"Hospitals around the country have been actively pursuing electronic ordering for many years," explained Dr. Michael Algus, the medical director of the hospital's Quality Department, who led the hospital's effort to implement the new system. "A robust electronic ordering system provides an additional layer of safety in a hospital. It automatically checks medication orders against the patient's allergies, preventing potentially serious medication errors. In addition, computerized order sets help physicians stay on top of the most current treatments for a variety of conditions."
The new system comes with a number of benefits for patients, physicians, and the hospital.
For patients, it bolsters safety by reducing errors related to legibility or transcription of handwritten physician orders, and by giving physicians access to best practices in patient care. For physicians, the new system gives them quicker access to evidence-based medicine.
It also supports their clinical decision-making through automated alerts and reminders. For the hospital, it will improve efficiency by reducing rework caused by illegible or incomplete orders. In addition, it has the potential to reduce redundant orders for tests and treatments.
The project's successful completion comes after nearly four years of hard work by the hospital's Information Systems Department, physicians, pharmacists, nurses, and other clinicians.
The work included extensive upgrades to the hospital's medical records database and its computer infrastructure on which the entire system functions.

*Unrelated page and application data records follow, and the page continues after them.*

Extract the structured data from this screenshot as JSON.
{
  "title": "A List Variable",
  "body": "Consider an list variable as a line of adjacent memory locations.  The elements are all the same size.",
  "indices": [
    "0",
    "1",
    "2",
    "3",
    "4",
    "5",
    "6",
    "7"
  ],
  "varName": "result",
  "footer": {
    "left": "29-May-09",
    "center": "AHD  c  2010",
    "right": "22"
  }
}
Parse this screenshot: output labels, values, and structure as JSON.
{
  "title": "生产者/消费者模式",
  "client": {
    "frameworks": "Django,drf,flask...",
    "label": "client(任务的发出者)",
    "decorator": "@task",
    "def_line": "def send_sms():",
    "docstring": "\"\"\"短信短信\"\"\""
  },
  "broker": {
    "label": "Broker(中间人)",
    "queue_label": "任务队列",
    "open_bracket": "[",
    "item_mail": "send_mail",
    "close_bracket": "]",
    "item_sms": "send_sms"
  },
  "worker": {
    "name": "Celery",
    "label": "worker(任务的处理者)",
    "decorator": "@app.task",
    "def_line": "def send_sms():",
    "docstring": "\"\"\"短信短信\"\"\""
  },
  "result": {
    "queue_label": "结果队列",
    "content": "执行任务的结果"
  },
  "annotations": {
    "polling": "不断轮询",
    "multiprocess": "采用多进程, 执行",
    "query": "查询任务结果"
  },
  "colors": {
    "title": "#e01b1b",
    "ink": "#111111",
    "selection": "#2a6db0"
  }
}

It also included creating new or improved connections between the database and computer systems in the hospital's imaging department, pharmacy, laboratory, and operating rooms.
"To begin a project like this, we first had to assess and upgrade our infrastructure," explained Gail Balch, director of information systems. "That included things as mundane as ensuring that we had adequate power supply and cooling systems for the additional servers the project required. Once we completed the necessary infrastructure upgrades, we were able to turn our attention to creating more than 100 new order sets, such as admission to the hospital for care after orthopedic surgery."
Hospitals are set up to care for patients with a wide range of diseases, from pneumonia and heart disease to hip replacements and gastrointestinal surgery.
As a result, there are thousands of combinations of medication, diet, rehabilitation, surgical, and other orders that physicians can prescribe for patients.
To simplify the system, the implementation team worked with physicians and other clinical experts to create standard orders for the most common types of conditions treated in the hospital. By standardizing the orders, the team simplified ordering for most physicians. At the same time, the standardized orders help physicians provide the best, most up-to-date care by including the best practices.
"Without creating standard order sets, physicians would be left to wade through hundreds of different order choices each time they treat a patient," explained Dr. Ann Marie Swann, a hospitalist who was responsible for implementing order sets and training other physicians. "However, creating these standard order sets was a Herculean undertaking. It required researching best practices for each condition and working with physicians to ensure that our research was correct. Once we were able to identify and confirm the elements of each order set, our information systems experts then created the order set in the computer system."
Last month, the hospital reported that approximately 80 percent of all of the orders for inpatients were completed electronically. In addition, the hospitalist group, which treats most of the hospitals inpatients, were using electronic ordering more than 90 percent of the time.
"The physicians who care for patients in the hospital most frequently are using computerized ordering extensively," Dr. Algus added. "Occasionally, particularly when phoning in orders, the physicians are unable to use the electronic ordering system and must rely on a nurse to place the orders for them."
As SVHC completes one electronic ordering project, it is scaling up to implement a similar system in its emergency department.
In the emergency department, the new system will integrate electronic nursing notes as well as electronic physician ordering.
In addition, the emergency department system will be tied more closely to the electronic medical record system currently in use in the rest of the hospital.
Despite the promise of better care in the hospital and in other care settings, adoption of electronic health records has been relatively modest.
According to Health Affairs, a trade journal covering the health care industry, in 2011 only 27 percent of hospitals were using any form of electronic health record.
Moreover, only about nine percent of hospitals nationwide have a comprehensive system, with small, rural hospitals having the lowest adoption rate of electronic health records.
"When we complete the emergency room electronic system, we will have comprehensive system for our hospital," Balch added. "Our long-term goal is to electronically connect the hospital, our medical practices, our visiting nurse association and hospice, and our nursing home and subacute unit. Such a broad-based system would enable us improve care in all of our locations, helping us keep patients healthier, while reducing costs."
The Southwestern Vermont Medical Center is part of Southwestern Vermont Health Care (SVHC), a non-profit integrated health system that serves communities in Vermont, New York, and Massachusetts.
SVHC also includes the VNA and Hospice of SVHC, the Centers for Living & Rehabilitation, the SVMC Northshire and Deerfield Valley Campuses, Southwestern Vermont Regional Cancer Center, and the Southwestern Vermont Health Care Foundation.
Southwestern Vermont Medical Center is Vermont's first Magnet hospital for nursing excellence and home to the region's only breast care program fully accredited by the National Accreditation Program for Breast Centers.